But they do know. The machines, mounted just above the soap dispenser in each restroom, are able to identify each employee as they enter the bathroom. The purpose is to ensure that the employees wash their hands after they “shake the dew off their lilies.” Short of shooting highly illegal video in the W.C., it might just be the best way to ensure that restaurant employees don’t contaminate the food they’re prepping via dirty hands.
And there might be a little magic in how the system operates, but, as Crushed Red owner Chris LaRocca explained, it’s really the science of voice-recognition software.
“When we hire an employee,” he explained, “in our computer, we record their name and assign them a four-digit number. Once they’re in the system, they go to any of the hand sinks and wash their hands, and put their hand under the soap dispenser. It beeps and dispenses the soap, and then there’s an audio message asking them to identify themselves. They say their name and number, and the machine, which is powered by an Ethernet cord, notes the time of that hand-washing occurrence.
“We keep track of who washes and how often they wash,” he went on, “and we require that everyone wash their hands at least once an hour.”
It’s amusing to consider that a technology more advanced than just about anything we’re currently using in our homes and workplaces is being put to use in the bathroom of a pizza-and-salad joint.
But, says LaRocca, “I’ve heard that studies have been done and something like 40 percent of people don’t wash their hands after using the bathroom. Isn’t that crazy?”
“And look at the E. Coli outbreaks about 10 years ago, what that did to our industry,” he added. “I believe that the health department is going to mandate this someday. We’ve talked about this sort of thing in the restaurant association: Should we do hepatitis shots? And a year later it was mandated. When it comes to food handling, you can’t be too much of a clean freak. I’ve had phone calls from our guests who see the sign that says we monitor our hand-washing for 100 percent compliance, and they appreciate us making a conscientious effort on this, it makes them feel good about choosing our restaurant—and a hundred bucks a month for this is a lot cheaper than an outbreak.”

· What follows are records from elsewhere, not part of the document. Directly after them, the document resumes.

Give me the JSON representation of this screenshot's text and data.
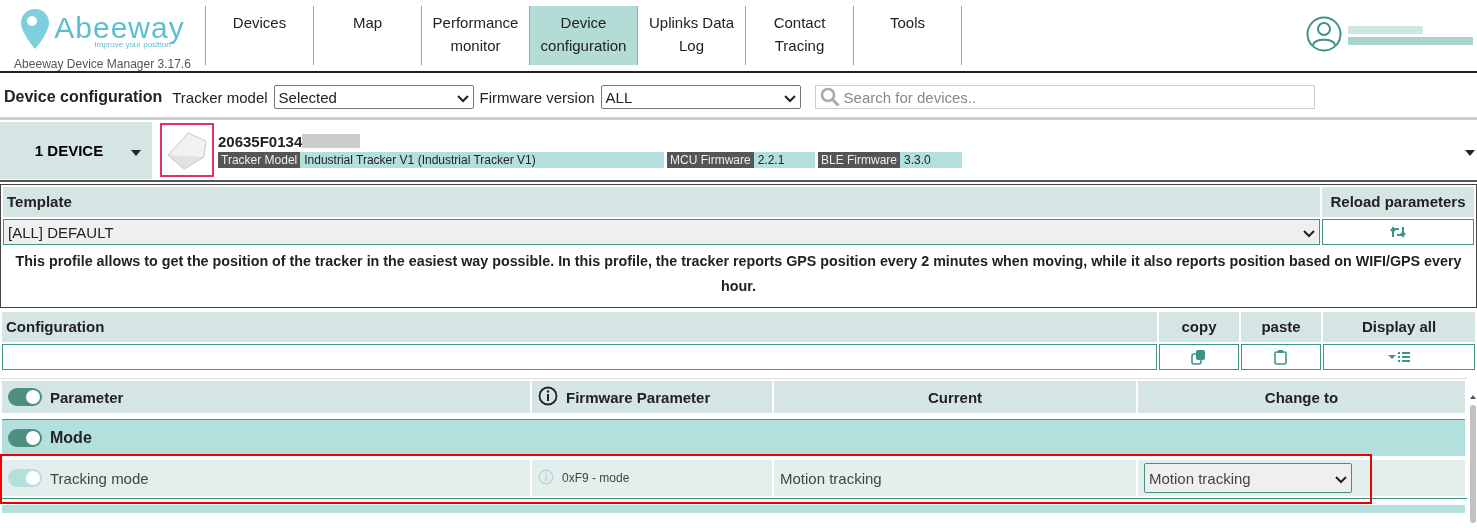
{
  "app": {
    "logo_text": "Abeeway",
    "tagline": "Improve your position",
    "version": "Abeeway Device Manager 3.17.6"
  },
  "nav": [
    {
      "label": "Devices",
      "selected": false
    },
    {
      "label": "Map",
      "selected": false
    },
    {
      "label": "Performance monitor",
      "selected": false
    },
    {
      "label": "Device configuration",
      "selected": true
    },
    {
      "label": "Uplinks Data Log",
      "selected": false
    },
    {
      "label": "Contact Tracing",
      "selected": false
    },
    {
      "label": "Tools",
      "selected": false
    }
  ],
  "toolbar": {
    "title": "Device configuration",
    "tracker_model_label": "Tracker model",
    "tracker_model": "Selected",
    "firmware_label": "Firmware version",
    "firmware": "ALL",
    "search_placeholder": "Search for devices.."
  },
  "device": {
    "count": "1 DEVICE",
    "id": "20635F0134",
    "fields": [
      {
        "label": "Tracker Model",
        "value": "Industrial Tracker V1 (Industrial Tracker V1)"
      },
      {
        "label": "MCU Firmware",
        "value": "2.2.1"
      },
      {
        "label": "BLE Firmware",
        "value": "3.3.0"
      }
    ]
  },
  "template": {
    "header": "Template",
    "reload_header": "Reload parameters",
    "value": "[ALL] DEFAULT",
    "description": "This profile allows to get the position of the tracker in the easiest way possible. In this profile, the tracker reports GPS position every 2 minutes when moving, while it also reports position based on WIFI/GPS every hour."
  },
  "configuration": {
    "header": "Configuration",
    "copy": "copy",
    "paste": "paste",
    "display_all": "Display all"
  },
  "parameters": {
    "show_all_on": true,
    "columns": [
      "Parameter",
      "Firmware Parameter",
      "Current",
      "Change to"
    ],
    "groups": [
      {
        "name": "Mode",
        "on": true,
        "rows": [
          {
            "name": "Tracking mode",
            "on": true,
            "disabled": true,
            "firmware_parameter": "0xF9 - mode",
            "current": "Motion tracking",
            "change_to": "Motion tracking",
            "highlighted": true
          }
        ]
      }
    ]
  }
}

The system isn’t foolproof. An employee could just wipe the soap off on his pants and not wash. He could grab a dirty door handle immediately after washing. Or, there could be a million other disgusting scenarios that you can think of that could put the kibosh on the wholee ablution. We know. We’re thinking of them right now. And we disgust ourselves—really, we do.
In fact, admits LaRocca, there are still a few bugs in the system.
“I’ve got it in four restaurants now: Triumph Grill, Kota Wood Fire Grill, EdgeWild, and Crushed Red. With the voice recognition, we have a lot of different ethnic groups and a lot of different dialects and the software doesn’t always recognize them, so that’s why having them recite their four-digit number really helps. All in all, it works about 90 percent of the time, so we’re still in the testing phase.”
“What we’re working on now,” he went on, “is an even better system where the act of washing your hands actually clocks you in, and you can’t clock in any other way.”
LaRocca’s partnership with the company that develops all this tidying-up tech, the St. Louis-based Clean Hands Co., will continue as he keeps looking for ways to make the “filthy 40 percent” clean up their act.